WHAT YOU SHOULD DO
How many lines in the data that follows contain the word "Learn"? Only that number is needed.

__________

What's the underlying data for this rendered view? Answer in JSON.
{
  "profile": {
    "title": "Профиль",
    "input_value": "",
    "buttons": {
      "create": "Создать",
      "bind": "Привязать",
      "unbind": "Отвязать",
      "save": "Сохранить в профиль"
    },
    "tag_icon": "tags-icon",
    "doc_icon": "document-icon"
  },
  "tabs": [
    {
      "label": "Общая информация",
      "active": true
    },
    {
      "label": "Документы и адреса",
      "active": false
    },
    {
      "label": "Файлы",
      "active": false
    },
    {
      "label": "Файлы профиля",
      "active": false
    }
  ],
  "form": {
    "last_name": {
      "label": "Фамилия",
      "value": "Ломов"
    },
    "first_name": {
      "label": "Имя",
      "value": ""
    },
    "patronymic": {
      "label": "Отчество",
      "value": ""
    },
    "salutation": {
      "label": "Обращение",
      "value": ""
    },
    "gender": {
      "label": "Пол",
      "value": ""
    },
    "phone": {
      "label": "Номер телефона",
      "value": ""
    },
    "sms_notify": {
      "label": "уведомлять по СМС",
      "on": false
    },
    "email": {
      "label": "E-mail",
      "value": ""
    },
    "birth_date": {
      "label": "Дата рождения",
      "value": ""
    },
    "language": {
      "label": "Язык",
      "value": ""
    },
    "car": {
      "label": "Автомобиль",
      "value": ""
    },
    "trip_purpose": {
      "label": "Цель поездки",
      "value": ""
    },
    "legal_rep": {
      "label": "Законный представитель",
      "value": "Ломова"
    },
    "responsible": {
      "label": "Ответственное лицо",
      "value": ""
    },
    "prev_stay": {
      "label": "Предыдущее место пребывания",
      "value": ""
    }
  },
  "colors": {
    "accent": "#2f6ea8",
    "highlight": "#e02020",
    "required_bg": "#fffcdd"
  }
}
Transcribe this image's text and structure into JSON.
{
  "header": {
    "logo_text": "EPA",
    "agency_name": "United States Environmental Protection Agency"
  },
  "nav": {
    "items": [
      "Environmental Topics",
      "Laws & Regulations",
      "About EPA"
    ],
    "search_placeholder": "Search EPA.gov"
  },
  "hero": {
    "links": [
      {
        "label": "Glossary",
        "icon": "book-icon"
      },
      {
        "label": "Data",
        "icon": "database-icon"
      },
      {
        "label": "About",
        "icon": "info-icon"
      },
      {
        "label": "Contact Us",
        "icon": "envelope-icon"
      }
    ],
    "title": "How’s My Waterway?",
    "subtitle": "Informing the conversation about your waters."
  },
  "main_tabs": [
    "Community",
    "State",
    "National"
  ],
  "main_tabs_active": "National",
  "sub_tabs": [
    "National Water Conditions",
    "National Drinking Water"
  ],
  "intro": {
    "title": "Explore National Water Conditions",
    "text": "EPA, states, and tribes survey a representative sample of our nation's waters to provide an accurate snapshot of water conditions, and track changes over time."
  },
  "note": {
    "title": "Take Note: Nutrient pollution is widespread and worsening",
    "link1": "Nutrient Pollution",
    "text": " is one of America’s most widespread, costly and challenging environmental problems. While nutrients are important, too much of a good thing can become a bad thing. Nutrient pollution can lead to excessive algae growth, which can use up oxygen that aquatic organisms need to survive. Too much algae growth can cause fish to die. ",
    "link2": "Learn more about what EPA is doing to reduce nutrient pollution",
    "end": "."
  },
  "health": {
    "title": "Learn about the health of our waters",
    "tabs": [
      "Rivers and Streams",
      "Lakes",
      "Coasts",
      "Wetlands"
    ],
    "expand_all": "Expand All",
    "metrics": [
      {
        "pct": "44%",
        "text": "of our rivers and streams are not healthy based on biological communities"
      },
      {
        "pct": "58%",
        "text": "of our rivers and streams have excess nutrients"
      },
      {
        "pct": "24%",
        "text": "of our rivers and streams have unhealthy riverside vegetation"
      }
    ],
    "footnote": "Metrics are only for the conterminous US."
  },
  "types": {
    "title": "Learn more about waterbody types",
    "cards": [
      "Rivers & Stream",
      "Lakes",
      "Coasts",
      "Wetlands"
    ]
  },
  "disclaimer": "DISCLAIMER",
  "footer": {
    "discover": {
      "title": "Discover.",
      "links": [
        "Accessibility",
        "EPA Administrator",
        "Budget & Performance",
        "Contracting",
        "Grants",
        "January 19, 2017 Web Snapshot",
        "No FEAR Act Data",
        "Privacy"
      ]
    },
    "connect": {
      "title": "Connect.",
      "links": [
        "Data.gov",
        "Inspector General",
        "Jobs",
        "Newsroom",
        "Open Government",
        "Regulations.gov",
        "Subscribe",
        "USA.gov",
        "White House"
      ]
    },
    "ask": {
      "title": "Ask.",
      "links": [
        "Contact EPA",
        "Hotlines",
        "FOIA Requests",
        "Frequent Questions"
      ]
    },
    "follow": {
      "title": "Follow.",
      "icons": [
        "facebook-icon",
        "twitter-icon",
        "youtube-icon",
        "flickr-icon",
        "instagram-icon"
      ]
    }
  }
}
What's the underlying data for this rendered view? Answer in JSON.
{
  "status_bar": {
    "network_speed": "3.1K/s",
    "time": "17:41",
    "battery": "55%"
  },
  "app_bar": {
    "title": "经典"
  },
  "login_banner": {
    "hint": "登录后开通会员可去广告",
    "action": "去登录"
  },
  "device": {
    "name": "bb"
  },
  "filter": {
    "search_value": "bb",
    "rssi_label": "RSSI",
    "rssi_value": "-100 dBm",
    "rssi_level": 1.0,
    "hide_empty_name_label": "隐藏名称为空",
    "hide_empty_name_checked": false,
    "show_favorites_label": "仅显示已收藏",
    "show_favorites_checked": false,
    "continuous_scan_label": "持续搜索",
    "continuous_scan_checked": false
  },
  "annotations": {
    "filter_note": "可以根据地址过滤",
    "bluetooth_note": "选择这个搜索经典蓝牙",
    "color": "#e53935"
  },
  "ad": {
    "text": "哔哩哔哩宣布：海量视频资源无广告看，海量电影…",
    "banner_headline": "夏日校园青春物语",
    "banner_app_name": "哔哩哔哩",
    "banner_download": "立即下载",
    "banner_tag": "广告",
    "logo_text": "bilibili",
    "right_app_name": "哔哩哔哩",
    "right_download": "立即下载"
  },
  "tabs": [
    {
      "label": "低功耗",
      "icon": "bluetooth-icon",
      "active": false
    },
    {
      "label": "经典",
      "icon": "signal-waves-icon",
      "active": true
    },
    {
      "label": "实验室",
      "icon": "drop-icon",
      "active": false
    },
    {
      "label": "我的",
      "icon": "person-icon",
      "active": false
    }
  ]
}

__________

EXERCISE ANSWER
3